20.5.4 Reduction

The carbon atom of a carboxyl group is in a relatively high oxidation state. Reduction to a 1º-alcohol takes place rapidly on treatment with the powerful metal hydride reagent, lithium aluminum hydride, as shown by the following equation. One third of the hydride is lost as hydrogen gas, and the initial product consists of metal salts which must be hydrolyzed to generate the alcohol. These reductions take place by the addition of hydride to the carbonyl carbon, in the same manner noted earlier for aldehydes and ketones. The resulting salt of a carbonyl hydrate then breaks down to an aldehyde that undergoes further reduction.



4 RCO2H   +   3 LiAlH4

4 H2  +   4 RCH2OM   +   metal oxides 

4 RCH2OH   +   metal hydroxides

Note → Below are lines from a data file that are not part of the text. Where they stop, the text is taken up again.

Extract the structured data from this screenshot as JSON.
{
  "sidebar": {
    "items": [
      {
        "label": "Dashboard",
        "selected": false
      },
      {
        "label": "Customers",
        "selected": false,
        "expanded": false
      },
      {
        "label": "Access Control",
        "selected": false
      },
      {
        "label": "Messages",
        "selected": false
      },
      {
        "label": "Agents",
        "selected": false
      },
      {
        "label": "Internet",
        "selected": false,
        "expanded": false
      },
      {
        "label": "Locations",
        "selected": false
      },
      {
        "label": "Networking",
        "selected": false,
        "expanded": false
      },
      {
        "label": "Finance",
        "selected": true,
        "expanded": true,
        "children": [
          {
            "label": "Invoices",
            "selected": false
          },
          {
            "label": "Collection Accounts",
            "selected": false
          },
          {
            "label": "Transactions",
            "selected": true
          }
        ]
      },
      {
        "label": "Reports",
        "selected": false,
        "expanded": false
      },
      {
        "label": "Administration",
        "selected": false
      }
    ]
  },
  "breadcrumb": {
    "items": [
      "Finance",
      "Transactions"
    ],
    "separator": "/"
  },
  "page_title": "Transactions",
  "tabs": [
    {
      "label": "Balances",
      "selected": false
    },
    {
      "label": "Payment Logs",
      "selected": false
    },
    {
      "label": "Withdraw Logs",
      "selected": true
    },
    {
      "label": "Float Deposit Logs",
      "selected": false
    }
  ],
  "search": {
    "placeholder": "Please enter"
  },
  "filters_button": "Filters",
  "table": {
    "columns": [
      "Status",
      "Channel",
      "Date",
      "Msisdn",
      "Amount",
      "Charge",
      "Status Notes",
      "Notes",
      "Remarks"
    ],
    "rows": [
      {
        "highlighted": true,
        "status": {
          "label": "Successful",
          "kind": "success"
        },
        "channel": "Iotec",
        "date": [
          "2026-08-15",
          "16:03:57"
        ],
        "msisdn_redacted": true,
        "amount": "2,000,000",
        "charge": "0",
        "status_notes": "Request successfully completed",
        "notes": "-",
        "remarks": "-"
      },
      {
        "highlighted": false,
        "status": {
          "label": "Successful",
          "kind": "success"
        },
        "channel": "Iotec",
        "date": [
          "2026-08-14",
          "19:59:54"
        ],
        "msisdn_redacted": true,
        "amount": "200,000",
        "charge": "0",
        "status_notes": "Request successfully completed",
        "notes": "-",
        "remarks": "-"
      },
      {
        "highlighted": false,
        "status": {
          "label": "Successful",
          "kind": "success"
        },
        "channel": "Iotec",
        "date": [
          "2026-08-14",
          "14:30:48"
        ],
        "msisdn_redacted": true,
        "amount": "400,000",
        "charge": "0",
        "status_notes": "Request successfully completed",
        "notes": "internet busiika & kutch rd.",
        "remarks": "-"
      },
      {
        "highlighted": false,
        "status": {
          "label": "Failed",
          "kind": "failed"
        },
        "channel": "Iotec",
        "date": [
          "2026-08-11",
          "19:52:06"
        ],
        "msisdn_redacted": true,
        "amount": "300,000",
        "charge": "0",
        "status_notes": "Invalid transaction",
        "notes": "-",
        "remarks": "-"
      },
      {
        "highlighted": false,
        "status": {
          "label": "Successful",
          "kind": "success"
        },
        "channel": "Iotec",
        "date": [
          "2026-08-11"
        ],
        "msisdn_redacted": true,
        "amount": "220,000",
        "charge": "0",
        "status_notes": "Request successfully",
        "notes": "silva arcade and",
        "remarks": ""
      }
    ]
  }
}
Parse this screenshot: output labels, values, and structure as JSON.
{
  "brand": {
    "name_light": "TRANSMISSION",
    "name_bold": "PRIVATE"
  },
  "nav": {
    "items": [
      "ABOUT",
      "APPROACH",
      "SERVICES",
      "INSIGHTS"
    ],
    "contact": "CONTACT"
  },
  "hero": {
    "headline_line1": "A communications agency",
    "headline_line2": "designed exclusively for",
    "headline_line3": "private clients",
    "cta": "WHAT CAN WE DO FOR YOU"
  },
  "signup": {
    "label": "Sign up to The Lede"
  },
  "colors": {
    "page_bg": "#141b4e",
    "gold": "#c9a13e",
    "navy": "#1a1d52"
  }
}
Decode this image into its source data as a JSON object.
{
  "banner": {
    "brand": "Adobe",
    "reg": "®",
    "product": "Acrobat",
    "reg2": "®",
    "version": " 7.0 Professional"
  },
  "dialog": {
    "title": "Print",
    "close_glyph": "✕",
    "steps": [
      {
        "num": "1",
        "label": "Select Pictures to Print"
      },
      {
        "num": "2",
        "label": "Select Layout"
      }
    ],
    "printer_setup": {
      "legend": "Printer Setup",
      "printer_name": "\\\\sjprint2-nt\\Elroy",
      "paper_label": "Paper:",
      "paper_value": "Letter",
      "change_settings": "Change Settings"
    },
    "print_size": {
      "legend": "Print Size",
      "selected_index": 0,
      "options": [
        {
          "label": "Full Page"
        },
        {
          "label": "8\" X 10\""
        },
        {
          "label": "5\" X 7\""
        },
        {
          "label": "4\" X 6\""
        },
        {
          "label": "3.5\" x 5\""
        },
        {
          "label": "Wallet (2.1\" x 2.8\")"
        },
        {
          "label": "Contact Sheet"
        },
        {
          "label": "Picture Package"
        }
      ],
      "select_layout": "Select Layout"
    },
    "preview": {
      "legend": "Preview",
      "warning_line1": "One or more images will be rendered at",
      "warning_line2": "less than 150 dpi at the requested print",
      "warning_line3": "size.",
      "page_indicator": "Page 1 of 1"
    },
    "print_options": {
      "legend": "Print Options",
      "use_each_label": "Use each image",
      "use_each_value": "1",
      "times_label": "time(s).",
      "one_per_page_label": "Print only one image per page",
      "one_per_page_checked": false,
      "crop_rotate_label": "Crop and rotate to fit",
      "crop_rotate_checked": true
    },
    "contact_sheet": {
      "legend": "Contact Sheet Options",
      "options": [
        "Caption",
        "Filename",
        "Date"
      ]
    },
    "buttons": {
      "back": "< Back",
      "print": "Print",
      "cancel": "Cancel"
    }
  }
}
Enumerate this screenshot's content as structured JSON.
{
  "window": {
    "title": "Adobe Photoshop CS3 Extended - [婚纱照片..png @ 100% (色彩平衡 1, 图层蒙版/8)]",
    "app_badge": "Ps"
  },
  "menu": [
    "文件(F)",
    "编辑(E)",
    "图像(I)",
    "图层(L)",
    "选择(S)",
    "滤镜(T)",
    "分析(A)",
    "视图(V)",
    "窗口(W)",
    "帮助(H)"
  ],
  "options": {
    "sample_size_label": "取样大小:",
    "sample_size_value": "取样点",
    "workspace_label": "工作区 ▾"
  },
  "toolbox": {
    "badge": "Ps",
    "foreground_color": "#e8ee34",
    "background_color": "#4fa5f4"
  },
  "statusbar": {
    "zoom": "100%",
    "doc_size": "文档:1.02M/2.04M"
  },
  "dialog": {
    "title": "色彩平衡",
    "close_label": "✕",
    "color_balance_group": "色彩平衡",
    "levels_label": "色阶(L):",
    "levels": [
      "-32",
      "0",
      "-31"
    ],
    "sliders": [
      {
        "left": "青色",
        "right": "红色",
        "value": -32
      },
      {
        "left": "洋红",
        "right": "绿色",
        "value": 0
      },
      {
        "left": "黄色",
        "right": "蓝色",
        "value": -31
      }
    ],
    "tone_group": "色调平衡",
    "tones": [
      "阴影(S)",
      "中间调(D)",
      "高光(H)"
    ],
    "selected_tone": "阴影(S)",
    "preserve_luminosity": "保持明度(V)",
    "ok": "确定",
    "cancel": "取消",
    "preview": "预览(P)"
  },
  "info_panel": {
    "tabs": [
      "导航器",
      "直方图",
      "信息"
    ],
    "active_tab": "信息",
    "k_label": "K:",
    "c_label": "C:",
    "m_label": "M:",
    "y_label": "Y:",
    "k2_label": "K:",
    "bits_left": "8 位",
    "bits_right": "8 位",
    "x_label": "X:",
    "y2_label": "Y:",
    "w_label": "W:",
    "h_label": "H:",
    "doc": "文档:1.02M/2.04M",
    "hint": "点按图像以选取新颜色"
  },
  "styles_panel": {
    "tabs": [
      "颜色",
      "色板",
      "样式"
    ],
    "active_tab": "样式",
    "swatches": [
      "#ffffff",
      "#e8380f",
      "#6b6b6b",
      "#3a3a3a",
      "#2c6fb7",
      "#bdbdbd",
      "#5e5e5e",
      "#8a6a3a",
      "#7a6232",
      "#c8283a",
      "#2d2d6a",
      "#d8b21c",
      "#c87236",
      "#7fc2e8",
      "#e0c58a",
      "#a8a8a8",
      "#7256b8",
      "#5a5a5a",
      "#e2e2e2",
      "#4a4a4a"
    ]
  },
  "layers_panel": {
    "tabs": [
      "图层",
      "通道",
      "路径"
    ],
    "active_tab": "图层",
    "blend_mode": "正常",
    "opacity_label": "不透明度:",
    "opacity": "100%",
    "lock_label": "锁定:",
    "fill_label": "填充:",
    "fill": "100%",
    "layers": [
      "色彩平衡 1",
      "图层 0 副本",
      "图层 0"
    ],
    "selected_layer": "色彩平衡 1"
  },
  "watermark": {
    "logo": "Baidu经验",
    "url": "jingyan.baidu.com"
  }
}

Diborane, B2H6, reduces the carboxyl group in a similar fashion. Sodium borohydride, NaBH4, does not reduce carboxylic acids; however, hydrogen gas is liberated and salts of the acid are formed. Partial reduction of carboxylic acids directly to aldehydes is not possible, but such conversions have been achieved in two steps by way of certain carboxyl derivatives. These will be described later.